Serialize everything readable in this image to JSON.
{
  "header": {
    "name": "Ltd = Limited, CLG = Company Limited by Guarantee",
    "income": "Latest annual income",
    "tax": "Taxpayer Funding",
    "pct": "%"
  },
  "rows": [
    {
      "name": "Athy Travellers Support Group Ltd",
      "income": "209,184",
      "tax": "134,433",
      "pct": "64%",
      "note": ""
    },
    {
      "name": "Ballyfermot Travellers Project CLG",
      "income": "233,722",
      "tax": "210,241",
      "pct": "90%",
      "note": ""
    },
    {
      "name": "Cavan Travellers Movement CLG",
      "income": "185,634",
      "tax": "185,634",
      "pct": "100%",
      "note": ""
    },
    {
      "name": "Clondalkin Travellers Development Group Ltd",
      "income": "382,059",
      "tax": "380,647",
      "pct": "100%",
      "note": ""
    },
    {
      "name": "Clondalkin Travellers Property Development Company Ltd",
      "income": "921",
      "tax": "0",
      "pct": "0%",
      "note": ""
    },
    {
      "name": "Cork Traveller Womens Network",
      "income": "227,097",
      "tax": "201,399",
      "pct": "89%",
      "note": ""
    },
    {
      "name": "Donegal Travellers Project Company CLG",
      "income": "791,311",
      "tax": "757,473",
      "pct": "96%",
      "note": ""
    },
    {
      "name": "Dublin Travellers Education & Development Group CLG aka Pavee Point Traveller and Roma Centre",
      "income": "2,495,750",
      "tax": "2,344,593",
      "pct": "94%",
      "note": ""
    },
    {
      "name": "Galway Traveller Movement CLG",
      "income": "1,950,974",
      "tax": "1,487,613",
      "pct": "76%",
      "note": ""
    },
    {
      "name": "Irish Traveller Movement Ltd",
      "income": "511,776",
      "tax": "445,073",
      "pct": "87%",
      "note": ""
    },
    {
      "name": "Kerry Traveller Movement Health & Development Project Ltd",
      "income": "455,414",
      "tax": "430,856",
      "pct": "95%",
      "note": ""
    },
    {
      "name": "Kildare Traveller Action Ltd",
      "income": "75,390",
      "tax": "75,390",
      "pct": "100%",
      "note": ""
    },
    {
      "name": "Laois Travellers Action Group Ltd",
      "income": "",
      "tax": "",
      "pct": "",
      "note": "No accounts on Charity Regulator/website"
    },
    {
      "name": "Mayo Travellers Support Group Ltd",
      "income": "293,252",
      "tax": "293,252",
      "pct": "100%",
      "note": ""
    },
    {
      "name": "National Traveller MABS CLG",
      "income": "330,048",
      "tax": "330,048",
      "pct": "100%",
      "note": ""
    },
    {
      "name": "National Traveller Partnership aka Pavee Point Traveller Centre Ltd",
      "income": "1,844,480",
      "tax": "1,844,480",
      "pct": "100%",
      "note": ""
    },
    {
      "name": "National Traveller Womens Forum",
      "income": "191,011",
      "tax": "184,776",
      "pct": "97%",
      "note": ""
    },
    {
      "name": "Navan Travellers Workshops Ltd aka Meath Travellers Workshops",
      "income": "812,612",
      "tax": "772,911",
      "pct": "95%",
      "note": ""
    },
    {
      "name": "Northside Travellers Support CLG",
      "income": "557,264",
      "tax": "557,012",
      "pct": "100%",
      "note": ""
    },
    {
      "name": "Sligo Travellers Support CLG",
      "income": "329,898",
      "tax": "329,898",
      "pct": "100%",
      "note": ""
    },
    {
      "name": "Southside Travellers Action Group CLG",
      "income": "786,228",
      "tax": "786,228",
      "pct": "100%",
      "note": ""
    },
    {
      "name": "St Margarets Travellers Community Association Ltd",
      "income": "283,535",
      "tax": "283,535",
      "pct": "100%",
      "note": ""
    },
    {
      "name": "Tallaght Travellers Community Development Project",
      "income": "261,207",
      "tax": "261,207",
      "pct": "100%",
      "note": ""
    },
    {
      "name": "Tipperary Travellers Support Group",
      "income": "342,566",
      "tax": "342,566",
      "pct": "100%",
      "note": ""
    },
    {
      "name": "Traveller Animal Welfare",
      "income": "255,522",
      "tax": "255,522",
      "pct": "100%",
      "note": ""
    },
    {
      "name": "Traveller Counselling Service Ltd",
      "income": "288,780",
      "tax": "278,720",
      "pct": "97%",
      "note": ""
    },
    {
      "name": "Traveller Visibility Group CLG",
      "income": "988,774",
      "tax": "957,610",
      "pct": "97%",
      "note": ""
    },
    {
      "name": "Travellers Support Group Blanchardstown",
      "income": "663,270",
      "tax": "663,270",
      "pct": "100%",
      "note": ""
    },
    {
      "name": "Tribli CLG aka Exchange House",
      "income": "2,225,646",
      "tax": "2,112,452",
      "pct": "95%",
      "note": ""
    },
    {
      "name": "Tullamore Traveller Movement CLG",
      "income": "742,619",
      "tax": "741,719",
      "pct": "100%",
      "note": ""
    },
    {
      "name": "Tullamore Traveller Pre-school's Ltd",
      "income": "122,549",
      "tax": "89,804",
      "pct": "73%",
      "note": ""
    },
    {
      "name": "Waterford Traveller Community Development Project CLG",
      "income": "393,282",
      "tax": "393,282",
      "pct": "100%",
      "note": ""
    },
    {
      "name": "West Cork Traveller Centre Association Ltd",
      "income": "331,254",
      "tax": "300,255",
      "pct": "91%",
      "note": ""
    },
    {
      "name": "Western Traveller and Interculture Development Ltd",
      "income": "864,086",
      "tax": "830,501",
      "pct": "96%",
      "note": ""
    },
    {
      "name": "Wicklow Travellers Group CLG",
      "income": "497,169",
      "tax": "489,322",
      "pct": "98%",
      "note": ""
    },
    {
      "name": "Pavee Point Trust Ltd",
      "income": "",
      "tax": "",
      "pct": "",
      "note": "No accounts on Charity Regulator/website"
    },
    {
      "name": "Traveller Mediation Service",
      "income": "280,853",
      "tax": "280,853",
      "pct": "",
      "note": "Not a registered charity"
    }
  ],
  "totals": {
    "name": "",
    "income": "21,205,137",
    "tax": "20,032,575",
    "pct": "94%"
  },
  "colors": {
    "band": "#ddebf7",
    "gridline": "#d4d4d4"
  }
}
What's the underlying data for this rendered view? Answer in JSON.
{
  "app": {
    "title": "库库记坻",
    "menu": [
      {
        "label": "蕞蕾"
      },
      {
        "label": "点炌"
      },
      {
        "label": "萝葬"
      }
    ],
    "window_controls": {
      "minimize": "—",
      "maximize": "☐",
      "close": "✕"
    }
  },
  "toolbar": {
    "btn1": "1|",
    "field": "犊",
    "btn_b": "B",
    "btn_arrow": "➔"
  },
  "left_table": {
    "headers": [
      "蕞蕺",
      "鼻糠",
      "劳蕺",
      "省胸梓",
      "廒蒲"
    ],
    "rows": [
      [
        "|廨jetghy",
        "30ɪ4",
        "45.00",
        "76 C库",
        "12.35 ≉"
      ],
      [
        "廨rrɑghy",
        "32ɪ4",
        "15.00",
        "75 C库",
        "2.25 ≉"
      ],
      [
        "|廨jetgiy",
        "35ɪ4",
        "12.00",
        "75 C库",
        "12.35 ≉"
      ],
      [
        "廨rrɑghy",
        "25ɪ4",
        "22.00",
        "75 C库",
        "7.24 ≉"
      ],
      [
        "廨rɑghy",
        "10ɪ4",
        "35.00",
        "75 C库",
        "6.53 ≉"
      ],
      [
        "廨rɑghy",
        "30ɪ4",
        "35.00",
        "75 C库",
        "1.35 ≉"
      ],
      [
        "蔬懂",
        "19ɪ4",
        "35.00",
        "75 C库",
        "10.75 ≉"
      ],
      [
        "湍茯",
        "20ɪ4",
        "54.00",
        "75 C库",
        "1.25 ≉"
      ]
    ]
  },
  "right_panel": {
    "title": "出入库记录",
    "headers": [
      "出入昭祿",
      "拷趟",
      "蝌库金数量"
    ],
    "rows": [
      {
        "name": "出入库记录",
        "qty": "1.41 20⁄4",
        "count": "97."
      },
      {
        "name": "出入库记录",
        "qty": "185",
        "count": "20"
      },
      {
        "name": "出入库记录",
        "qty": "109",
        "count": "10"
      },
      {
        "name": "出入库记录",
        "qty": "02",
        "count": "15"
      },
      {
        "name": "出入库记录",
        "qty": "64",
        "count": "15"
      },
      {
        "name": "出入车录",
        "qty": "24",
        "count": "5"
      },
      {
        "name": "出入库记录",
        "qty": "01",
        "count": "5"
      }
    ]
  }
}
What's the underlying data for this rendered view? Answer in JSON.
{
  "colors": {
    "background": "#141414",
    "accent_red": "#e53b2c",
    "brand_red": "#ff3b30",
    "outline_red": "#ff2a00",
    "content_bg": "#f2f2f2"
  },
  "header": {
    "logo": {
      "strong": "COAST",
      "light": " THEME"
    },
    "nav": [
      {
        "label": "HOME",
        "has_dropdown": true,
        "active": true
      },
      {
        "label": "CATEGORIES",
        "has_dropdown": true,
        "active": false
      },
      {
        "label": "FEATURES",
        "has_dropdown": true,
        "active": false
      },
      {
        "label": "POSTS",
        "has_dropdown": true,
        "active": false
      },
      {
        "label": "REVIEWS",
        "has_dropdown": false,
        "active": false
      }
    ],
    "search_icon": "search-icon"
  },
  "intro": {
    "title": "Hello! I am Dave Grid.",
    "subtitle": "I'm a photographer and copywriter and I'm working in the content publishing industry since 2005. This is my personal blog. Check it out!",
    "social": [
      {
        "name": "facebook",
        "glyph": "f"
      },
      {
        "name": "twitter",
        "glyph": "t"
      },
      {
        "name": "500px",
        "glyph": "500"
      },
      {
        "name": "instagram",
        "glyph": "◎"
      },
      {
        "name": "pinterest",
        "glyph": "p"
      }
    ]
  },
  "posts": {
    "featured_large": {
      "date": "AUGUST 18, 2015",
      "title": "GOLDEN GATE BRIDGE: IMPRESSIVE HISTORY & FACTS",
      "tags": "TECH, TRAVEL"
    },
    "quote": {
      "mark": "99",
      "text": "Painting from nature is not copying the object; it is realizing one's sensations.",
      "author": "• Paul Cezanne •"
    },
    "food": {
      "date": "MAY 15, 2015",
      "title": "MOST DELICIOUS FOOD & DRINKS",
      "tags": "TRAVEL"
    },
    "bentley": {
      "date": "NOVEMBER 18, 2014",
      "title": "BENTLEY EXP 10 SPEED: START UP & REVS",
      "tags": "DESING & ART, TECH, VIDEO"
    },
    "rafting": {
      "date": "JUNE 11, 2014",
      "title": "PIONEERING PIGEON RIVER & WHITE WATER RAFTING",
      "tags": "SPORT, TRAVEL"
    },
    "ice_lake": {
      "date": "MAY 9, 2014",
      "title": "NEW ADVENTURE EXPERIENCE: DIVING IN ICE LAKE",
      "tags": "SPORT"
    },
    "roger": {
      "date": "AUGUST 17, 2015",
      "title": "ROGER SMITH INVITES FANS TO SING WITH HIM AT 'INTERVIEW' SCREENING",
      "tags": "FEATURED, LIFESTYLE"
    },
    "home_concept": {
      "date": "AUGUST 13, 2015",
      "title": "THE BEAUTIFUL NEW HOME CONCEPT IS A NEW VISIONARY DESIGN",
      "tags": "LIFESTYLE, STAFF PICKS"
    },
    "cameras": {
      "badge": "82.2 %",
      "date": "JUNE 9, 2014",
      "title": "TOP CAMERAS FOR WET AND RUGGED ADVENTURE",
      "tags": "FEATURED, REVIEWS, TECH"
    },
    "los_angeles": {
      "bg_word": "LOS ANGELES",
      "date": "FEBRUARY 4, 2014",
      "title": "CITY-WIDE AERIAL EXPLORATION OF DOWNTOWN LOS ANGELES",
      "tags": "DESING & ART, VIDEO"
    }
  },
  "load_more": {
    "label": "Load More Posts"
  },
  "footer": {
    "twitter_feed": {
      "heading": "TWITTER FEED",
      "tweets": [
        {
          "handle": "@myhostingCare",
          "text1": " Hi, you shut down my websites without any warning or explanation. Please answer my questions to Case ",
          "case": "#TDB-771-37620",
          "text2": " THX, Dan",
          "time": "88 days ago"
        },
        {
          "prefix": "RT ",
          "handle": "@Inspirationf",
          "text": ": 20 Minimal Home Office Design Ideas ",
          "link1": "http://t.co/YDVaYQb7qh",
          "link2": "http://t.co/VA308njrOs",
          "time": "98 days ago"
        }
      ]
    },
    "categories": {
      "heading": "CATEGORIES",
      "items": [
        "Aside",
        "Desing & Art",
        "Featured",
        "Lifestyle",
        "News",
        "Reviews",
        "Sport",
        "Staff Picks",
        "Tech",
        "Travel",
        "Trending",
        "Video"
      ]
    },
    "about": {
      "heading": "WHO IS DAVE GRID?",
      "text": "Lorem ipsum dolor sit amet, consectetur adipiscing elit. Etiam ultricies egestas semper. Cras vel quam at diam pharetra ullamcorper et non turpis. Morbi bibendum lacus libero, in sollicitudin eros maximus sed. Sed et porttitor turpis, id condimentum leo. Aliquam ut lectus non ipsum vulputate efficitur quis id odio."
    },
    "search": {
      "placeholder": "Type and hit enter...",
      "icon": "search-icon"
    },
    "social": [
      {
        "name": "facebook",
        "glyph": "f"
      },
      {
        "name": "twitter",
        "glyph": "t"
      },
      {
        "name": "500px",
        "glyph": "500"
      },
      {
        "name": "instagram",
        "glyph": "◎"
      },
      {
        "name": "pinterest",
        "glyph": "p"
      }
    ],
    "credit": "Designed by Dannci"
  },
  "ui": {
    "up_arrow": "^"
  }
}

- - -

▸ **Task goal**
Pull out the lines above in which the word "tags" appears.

▸ **Your response**
      "tags": "TECH, TRAVEL"
      "tags": "TRAVEL"
      "tags": "DESING & ART, TECH, VIDEO"
      "tags": "SPORT, TRAVEL"
      "tags": "SPORT"
      "tags": "FEATURED, LIFESTYLE"
      "tags": "LIFESTYLE, STAFF PICKS"
      "tags": "FEATURED, REVIEWS, TECH"
      "tags": "DESING & ART, VIDEO"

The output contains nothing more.